## [TASK DESCRIPTION]
Report each line of the listing below that holds "Group".

····················

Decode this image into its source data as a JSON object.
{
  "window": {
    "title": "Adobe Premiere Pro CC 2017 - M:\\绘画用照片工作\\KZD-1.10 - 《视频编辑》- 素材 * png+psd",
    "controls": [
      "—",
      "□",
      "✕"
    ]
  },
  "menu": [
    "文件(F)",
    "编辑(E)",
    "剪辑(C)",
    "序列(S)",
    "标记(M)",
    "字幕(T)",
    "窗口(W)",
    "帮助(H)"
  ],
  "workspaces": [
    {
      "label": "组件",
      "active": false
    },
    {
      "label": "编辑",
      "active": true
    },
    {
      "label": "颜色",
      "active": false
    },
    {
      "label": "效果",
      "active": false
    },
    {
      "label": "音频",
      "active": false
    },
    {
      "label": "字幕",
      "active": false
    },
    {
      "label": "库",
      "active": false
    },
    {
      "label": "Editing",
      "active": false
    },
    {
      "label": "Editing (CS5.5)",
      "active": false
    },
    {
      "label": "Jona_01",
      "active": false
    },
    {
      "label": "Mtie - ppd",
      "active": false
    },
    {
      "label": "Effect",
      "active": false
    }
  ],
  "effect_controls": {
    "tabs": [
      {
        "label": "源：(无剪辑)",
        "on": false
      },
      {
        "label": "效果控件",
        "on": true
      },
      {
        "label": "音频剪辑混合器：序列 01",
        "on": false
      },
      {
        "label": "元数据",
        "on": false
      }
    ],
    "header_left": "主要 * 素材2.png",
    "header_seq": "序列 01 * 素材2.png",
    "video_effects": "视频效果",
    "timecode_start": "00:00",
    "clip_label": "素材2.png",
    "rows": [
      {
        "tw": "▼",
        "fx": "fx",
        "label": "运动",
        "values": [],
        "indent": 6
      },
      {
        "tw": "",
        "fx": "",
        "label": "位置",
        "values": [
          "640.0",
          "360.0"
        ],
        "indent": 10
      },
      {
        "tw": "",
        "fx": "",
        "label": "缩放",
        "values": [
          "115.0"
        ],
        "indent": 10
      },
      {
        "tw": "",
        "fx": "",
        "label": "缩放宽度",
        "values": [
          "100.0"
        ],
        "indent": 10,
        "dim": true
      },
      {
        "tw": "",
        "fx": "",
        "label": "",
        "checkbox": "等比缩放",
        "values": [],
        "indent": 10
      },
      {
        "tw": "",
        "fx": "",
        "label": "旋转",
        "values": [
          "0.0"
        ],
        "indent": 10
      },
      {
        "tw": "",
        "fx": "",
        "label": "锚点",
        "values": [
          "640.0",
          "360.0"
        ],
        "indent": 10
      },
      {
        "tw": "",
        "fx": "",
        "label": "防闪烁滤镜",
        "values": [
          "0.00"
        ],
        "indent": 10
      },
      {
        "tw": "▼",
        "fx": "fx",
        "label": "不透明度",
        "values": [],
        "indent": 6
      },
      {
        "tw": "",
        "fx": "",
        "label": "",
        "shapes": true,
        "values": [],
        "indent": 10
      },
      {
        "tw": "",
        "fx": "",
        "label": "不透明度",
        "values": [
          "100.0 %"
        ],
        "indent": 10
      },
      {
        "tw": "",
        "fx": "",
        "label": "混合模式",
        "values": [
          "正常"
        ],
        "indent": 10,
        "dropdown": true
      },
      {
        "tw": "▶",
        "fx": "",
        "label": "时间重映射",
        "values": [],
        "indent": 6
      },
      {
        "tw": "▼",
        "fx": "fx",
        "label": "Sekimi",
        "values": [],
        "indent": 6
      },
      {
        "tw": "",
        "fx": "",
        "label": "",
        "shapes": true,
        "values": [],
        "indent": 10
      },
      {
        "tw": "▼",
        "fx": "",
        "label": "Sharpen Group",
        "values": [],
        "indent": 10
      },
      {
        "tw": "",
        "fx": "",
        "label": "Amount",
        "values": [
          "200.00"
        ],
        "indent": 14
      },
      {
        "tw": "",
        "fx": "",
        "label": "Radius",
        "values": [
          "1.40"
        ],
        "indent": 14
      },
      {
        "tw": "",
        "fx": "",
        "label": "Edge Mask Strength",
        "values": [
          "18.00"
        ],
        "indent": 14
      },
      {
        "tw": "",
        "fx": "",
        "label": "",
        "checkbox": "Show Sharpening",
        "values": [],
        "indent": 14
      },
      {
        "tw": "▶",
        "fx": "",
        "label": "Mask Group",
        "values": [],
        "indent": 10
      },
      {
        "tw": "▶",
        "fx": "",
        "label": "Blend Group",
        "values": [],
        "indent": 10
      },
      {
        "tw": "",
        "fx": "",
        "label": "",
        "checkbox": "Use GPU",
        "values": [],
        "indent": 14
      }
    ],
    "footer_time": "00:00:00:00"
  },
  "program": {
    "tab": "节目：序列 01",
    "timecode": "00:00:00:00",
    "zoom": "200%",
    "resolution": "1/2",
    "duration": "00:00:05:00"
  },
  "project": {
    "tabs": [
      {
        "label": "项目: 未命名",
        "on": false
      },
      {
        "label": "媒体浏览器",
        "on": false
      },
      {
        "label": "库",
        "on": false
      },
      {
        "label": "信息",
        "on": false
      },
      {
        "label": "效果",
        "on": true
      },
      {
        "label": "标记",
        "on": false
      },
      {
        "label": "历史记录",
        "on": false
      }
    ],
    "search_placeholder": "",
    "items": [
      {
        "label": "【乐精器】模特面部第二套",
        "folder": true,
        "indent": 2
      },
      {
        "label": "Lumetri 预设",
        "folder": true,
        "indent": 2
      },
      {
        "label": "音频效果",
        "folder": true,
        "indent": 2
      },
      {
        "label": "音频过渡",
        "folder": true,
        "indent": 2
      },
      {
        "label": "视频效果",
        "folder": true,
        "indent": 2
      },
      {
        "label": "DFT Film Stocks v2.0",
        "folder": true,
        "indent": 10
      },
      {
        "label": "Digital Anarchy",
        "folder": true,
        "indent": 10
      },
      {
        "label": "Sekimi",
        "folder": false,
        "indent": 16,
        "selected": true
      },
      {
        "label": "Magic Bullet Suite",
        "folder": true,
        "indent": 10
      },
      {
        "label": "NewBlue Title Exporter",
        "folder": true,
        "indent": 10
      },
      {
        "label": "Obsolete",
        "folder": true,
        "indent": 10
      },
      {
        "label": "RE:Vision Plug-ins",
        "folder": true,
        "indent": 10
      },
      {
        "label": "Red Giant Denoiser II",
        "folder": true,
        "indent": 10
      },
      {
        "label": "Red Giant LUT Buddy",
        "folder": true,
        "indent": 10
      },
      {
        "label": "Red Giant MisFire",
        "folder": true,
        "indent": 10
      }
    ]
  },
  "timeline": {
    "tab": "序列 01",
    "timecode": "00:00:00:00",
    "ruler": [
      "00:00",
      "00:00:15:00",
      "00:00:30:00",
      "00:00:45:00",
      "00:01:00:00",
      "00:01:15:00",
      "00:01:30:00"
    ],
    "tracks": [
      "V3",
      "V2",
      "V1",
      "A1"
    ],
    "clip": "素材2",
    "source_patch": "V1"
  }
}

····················

## [ANSWER FOR THIS EXERCISE]
        "label": "Sharpen Group",
        "label": "Mask Group",
        "label": "Blend Group",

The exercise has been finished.